→ WHAT TO DO: Work through the entries below line by line and give the number of lines with the string "image", nothing else.
####################
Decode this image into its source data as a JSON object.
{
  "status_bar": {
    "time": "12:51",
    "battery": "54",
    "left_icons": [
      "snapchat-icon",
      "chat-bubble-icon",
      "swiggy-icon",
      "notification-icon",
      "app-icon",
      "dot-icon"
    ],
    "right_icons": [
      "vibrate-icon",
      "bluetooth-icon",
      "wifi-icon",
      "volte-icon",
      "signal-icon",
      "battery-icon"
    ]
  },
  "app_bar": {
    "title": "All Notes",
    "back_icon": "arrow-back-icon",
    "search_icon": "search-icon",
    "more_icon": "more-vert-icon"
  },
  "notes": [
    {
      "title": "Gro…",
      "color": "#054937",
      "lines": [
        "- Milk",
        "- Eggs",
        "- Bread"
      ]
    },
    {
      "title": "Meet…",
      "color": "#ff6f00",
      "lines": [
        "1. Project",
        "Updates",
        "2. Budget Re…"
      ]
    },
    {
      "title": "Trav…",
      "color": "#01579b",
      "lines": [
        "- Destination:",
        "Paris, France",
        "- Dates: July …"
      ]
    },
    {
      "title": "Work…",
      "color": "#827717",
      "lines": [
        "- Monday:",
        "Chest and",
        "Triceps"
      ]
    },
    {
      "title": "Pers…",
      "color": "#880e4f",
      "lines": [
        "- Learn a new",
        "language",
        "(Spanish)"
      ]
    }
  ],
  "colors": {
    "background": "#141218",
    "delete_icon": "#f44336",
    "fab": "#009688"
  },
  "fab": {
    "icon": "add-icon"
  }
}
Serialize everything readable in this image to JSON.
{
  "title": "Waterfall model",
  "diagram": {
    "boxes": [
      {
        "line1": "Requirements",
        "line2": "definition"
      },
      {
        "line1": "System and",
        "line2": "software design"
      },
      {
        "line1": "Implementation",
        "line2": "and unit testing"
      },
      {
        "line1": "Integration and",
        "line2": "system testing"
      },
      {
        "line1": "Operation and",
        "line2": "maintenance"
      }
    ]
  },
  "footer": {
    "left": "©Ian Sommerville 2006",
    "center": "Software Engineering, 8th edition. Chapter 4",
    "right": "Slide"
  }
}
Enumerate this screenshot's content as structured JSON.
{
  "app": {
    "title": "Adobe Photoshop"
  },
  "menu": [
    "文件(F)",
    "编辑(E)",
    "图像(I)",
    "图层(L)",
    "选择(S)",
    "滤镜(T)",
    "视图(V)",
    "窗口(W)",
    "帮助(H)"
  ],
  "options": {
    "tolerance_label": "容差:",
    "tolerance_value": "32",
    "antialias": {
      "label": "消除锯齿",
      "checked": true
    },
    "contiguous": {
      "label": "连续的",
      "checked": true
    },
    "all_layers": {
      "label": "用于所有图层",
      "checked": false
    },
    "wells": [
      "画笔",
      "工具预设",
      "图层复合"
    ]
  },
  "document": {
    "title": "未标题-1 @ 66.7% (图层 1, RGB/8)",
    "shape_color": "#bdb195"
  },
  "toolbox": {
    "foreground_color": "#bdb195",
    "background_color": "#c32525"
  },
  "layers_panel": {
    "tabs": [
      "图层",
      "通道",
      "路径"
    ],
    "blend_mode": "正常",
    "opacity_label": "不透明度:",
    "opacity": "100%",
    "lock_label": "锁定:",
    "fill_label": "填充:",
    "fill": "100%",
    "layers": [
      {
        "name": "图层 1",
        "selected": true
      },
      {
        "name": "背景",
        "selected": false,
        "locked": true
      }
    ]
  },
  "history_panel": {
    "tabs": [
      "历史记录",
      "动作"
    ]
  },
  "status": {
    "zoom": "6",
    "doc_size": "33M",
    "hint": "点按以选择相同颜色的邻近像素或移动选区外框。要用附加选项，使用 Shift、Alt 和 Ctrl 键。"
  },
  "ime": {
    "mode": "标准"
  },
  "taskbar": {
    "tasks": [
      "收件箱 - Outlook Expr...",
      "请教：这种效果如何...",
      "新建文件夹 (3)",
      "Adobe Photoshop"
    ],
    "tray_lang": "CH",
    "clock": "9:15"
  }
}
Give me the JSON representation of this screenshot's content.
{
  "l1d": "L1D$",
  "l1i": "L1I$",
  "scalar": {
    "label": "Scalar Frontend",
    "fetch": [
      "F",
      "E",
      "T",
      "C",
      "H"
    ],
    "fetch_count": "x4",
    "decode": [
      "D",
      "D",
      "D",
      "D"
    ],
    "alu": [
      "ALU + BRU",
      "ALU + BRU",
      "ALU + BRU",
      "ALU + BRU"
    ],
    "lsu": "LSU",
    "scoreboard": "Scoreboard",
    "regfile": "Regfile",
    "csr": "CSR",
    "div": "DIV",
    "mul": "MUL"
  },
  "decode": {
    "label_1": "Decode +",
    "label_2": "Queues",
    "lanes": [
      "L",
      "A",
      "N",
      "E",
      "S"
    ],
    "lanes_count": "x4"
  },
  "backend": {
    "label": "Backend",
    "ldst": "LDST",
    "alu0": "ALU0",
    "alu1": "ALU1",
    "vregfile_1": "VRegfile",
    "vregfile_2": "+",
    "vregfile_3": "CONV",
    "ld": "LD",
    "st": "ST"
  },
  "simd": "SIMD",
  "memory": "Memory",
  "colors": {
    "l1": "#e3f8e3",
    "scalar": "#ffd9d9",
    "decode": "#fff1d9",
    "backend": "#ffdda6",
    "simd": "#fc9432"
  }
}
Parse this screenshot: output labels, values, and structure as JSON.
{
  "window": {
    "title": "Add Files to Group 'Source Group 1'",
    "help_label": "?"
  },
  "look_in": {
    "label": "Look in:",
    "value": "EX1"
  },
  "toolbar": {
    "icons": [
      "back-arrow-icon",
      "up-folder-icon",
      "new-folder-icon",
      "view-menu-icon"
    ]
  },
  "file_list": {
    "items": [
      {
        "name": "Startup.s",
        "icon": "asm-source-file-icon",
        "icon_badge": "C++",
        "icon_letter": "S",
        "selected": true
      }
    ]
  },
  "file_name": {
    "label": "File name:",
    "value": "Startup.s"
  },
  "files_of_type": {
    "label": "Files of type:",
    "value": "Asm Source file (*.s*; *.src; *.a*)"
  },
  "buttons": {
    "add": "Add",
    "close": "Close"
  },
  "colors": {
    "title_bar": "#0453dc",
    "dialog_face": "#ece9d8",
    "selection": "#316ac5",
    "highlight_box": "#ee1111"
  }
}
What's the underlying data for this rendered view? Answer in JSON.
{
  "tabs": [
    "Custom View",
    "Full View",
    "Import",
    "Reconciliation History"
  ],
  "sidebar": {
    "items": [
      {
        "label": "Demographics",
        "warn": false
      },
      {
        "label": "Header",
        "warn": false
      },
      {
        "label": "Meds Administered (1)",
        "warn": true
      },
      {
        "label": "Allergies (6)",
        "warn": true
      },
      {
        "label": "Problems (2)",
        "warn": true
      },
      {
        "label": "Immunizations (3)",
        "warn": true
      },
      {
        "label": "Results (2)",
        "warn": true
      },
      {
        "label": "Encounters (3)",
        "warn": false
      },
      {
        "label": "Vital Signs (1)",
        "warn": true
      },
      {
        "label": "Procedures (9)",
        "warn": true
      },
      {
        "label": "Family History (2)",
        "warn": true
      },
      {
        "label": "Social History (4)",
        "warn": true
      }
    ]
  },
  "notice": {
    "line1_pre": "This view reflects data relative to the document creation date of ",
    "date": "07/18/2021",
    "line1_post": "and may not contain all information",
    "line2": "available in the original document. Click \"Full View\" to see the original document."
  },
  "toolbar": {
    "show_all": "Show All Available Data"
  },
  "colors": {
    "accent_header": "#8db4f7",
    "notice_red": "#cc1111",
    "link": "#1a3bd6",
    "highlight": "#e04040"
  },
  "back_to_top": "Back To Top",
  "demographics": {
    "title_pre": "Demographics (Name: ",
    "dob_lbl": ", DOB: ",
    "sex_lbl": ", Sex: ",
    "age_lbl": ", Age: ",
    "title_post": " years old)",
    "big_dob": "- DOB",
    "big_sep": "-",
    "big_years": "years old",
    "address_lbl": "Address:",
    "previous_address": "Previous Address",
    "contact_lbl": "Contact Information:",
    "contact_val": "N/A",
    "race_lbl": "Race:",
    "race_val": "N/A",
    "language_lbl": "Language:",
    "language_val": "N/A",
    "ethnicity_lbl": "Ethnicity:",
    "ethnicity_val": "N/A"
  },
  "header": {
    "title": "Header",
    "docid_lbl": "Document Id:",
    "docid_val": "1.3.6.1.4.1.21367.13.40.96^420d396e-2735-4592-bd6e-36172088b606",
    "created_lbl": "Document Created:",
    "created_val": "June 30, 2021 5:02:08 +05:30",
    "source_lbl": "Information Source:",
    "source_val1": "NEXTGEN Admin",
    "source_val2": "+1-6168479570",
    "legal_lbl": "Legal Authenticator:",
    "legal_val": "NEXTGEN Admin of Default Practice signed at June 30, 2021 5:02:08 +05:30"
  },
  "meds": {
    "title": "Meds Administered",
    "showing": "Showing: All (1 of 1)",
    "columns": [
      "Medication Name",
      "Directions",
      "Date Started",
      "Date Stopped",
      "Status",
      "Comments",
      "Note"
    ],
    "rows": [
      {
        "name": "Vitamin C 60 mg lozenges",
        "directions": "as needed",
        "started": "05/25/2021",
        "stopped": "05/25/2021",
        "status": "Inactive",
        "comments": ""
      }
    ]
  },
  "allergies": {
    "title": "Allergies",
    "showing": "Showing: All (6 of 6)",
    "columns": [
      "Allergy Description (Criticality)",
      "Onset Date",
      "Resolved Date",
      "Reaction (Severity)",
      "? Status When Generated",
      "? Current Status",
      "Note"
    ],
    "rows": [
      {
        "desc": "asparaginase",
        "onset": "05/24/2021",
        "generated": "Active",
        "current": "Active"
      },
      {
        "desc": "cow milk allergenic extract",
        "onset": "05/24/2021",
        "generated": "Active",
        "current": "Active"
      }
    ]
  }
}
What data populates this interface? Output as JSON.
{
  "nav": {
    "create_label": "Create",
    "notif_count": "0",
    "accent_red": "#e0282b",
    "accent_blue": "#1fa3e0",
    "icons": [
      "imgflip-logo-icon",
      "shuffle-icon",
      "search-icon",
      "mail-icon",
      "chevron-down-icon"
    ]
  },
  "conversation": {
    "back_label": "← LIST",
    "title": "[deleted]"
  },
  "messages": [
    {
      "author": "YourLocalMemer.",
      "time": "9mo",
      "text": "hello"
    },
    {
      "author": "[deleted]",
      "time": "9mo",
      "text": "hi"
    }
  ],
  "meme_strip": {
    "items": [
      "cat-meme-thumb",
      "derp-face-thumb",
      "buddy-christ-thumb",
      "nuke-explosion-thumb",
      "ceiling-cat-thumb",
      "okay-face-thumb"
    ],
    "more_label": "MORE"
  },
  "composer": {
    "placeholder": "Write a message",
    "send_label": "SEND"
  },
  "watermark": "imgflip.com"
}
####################
→ SOLVED PROBLEM: 2